Mobile users received a shot of speed this month with the release of Intel’s Pentium 4 1.6GHz and 1.7GHz mobile processors. But the question that looms is, who within the enterprise community is prepared to dish out money for the upgrade?
While the emphasis is clearly on the speed of the new processors, Intel Corp. is also banking on improvements made to help extend laptop battery life and connectivity as main selling points. The P4 will be shipping with both Windows 2000 and Windows XP, a justification in itself for the increased speeds.
With mobility being driven in corporate Canada by salespeople, consultants and executives, it is they who will constitute the likely early adopters for the mobile Pentium III to the P4, plus those who are currently using multiple handheld devices, said Intel.
“Bluetooth is really eliminating cables so that devices like your PDA and cell phone all can connect and communicate with the laptop without the addition of any other special cradle or cable. In addition, we have the 802.11x standards in products that are being deployed,” said Doug Cooper, Canada country manager for Intel in Toronto.
And with Moore’s Law holding steady, Cooper said he encourages companies to always buy the most performance that the organization can afford. He cited two reasons: because the industry continues to create software that will require more speed, and because companies need to remain up to the challenge posed by emerging technologies.
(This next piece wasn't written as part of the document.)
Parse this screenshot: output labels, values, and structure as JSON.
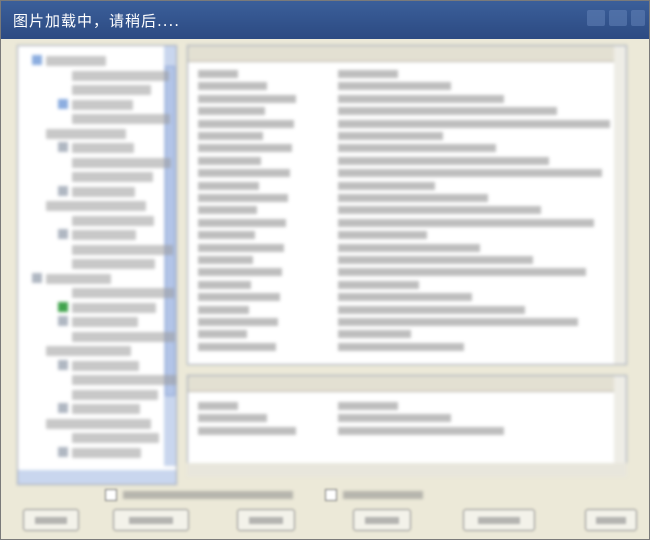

He added that Canada ranks second only to Japan in the mobile processor market.
With significant strides made in power and functionality in order to run more applications, the processors will be competitive in the overall process market, but price may be a problem, one industry analyst said.
“My question is about (its) cost – about US$400 to $500. It gets fairly expensive and it drives up the cost of the mobile device,” said Jeremy Depow, senior analyst for The Yankee Group in Canada in Ottawa.
He added that the increased speeds don’t justify the price of the processors, and that for organizations that are looking to deploy more than one wireless device, it may not be cost-effective, given the price tag of the upgrade for the chip alone.
“If you have some (Microsoft) Word functionality and some spreadsheets, how much speed does that really need? The real need is for high bit rates so you can send information back and forth with your colleagues,” he said.